Regardless if you use a forwarder or not, you need to create two DNS Protocol Rules to support these DNS servers. These are the DNS Query and the DNS Zone Transfer Protocol Rules. The Zone Transfer Protocol Rule is required because the MX queries require messages that don’t fit into a single UDP packet.
However, you might not want to depend on your internal DNS infrastructure to resolve Internet mail domain names. In that case, you can configure the Exchange Server to use an external DNS server. Take a look at the figure below. Notice that in the Advanced Delivery dialog box that you can click the Configure button to get the Configure dialog box to configure external DNS servers for the virtual server. This allows the SMTP service to bypass the DNS configuration on the Exchange Server and use the servers you list here.
If you want to almost completely bypass name resolution issues, you can use a smart host. Forwarding all external mail messages to a smart host offloads the name resolution chores to the smart host. The Exchange SMTP service doesn’t have to do any name resolution (except for maybe the name of the smart host, if you decide to use a FQDN to forward the message, if you use an IP address, no name resolution for each hosts is required). The smart host is typically your ISPs SMTP server.

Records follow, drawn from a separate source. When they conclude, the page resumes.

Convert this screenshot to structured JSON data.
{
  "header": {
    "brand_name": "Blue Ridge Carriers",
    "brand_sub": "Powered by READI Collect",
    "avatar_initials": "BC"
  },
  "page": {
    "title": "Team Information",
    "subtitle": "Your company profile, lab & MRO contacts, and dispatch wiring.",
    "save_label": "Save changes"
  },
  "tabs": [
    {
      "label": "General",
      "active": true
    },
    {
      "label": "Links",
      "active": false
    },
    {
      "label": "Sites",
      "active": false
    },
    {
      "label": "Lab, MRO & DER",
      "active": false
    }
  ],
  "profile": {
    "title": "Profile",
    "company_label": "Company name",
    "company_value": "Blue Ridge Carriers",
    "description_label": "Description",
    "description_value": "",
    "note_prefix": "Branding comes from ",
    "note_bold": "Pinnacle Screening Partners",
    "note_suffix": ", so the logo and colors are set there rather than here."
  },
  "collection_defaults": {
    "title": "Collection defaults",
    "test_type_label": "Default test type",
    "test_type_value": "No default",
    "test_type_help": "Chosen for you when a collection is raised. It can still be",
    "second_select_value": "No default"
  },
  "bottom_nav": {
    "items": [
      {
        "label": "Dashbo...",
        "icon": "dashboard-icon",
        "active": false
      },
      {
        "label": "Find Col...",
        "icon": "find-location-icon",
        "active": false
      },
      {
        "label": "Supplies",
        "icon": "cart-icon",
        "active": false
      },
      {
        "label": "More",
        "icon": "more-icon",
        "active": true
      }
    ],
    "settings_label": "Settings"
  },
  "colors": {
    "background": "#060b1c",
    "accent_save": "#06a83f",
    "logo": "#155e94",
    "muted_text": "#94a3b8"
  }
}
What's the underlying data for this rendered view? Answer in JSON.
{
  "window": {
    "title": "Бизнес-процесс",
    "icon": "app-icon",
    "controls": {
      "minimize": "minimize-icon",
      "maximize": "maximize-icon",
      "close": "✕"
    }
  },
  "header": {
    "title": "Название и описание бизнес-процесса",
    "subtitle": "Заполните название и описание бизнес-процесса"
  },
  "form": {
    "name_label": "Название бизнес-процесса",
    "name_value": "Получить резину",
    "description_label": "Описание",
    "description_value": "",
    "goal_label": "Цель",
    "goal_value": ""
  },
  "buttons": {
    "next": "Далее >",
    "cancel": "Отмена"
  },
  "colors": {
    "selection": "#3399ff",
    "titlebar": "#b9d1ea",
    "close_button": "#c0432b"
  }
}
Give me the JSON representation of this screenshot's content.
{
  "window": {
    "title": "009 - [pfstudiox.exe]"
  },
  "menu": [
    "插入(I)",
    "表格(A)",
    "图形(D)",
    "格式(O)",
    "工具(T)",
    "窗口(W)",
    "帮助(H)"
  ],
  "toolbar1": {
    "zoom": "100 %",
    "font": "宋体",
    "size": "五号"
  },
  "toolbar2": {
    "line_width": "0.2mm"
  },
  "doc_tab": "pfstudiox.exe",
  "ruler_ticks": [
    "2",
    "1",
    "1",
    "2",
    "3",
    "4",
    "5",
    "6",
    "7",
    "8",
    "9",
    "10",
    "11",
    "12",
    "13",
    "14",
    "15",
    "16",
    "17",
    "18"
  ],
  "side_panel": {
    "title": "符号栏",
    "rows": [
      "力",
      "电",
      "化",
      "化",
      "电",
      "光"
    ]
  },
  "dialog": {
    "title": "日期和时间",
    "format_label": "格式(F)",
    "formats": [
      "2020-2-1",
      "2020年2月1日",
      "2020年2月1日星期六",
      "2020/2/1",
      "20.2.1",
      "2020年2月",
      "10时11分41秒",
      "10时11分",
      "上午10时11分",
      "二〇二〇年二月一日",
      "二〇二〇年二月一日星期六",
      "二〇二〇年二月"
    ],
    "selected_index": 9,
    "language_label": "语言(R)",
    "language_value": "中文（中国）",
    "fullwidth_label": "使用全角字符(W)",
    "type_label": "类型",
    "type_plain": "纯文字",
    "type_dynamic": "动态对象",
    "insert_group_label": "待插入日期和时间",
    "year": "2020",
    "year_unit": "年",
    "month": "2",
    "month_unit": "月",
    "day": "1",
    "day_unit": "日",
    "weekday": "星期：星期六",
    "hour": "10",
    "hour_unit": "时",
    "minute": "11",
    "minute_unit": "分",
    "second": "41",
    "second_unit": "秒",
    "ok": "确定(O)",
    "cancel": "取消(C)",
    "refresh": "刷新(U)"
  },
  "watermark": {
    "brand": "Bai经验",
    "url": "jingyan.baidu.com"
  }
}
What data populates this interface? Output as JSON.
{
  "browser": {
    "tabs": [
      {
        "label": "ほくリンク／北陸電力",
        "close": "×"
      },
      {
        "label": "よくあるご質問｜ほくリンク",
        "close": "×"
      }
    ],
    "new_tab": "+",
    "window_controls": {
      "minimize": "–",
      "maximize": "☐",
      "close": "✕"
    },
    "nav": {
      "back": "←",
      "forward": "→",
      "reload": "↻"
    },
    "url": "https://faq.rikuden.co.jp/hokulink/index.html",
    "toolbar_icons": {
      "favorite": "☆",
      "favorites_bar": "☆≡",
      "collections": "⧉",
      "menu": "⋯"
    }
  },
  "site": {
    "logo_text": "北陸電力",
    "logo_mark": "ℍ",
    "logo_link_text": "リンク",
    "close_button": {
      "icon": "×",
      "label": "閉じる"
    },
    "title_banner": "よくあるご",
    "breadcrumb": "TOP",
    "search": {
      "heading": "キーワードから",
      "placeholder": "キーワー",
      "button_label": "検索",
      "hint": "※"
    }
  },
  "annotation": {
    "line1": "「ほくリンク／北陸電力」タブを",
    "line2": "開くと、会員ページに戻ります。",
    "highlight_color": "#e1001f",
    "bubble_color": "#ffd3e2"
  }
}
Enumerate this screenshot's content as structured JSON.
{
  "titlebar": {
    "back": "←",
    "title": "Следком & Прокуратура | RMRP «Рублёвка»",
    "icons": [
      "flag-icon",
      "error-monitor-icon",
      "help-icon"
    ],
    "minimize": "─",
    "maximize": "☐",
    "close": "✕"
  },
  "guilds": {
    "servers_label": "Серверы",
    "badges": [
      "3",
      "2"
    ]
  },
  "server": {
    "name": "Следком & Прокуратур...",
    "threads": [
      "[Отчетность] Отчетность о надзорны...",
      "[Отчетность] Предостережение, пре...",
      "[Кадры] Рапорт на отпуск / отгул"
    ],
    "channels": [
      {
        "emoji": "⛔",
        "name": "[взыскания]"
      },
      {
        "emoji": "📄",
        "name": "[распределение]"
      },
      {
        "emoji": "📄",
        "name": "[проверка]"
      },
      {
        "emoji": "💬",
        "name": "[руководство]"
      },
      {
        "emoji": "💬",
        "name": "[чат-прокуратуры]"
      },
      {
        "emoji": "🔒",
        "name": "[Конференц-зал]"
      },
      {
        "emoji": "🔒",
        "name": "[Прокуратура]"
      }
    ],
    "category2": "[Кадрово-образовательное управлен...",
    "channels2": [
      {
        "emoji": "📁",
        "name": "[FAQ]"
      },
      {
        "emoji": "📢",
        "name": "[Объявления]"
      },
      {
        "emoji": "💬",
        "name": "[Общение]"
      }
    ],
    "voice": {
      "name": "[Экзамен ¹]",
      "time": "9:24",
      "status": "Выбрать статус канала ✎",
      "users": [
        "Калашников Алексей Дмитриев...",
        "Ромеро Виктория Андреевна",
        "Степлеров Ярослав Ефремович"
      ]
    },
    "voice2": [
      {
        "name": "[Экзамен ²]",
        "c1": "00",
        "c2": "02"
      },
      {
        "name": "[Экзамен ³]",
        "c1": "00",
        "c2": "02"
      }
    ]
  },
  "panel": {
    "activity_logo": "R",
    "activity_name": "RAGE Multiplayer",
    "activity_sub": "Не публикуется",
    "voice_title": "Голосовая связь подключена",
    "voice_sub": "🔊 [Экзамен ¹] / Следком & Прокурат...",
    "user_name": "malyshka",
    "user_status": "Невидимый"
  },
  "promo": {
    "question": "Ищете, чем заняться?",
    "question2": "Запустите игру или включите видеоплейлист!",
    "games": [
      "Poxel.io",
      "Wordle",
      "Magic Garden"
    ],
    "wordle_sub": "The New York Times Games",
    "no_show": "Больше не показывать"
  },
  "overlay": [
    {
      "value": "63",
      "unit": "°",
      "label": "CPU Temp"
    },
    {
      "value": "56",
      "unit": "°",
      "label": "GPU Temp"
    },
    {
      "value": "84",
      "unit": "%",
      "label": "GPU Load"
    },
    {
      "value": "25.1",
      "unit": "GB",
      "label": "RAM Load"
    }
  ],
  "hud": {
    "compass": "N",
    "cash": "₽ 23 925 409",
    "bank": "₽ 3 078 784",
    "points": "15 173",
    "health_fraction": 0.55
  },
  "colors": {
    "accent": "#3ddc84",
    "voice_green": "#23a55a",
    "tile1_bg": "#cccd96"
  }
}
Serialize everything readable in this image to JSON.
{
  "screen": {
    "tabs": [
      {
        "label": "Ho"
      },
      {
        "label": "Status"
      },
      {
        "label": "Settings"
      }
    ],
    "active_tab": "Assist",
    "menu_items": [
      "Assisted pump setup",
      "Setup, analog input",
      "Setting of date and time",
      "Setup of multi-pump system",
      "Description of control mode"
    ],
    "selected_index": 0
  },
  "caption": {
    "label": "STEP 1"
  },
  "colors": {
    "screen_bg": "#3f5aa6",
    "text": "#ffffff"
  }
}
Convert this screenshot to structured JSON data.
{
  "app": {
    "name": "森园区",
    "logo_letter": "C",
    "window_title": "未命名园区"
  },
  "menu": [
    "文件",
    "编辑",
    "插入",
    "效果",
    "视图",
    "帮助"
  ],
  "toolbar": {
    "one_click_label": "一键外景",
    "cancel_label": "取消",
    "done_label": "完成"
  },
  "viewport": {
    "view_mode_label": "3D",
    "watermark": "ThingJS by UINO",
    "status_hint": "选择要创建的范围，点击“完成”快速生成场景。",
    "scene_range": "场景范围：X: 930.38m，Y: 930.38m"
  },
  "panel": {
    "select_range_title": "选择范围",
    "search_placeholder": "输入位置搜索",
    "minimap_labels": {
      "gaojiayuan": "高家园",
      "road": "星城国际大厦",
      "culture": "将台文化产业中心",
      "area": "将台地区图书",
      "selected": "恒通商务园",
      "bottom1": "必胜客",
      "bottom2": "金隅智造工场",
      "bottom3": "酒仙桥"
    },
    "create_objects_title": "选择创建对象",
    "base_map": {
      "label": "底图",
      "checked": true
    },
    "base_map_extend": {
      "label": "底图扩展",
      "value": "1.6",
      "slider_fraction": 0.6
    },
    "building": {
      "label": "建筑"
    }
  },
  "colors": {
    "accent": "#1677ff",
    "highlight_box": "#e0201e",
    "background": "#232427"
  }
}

You’ll have no problems using a smart host if you have a good ISP that knows how to manage its Internet services infrastructure.
ISA Server Feature Pack 1 includes a new and improved SMTP filter that allows you to authenticate with published SMTP servers while the filter is enabled. Now that you can authenticate with the SMTP server, you can put up an SMTP server for your external network users to send SMTP mail to. I also covered some network infrastructure issues and how you can configure SMTP virtual servers to provide SMTP relay for both your corporate users and anonymous Internet SMTP servers. Using the techniques described in parts 1 and 2 of this article, you can safety publish your SMTP servers and not worry about spammers taking advantage of an open SMTP relay.
I hope you enjoyed this article and found something in it that you can apply to your own network. If you have any questions on anything I discussed in this article, head on over to http://forums.isaserver.org/ultimatebb.cgi?ubb=get_topic;f=6;t=001391 and post a message. I’ll be informed of your post and will answer your questions ASAP. Thanks! –Tom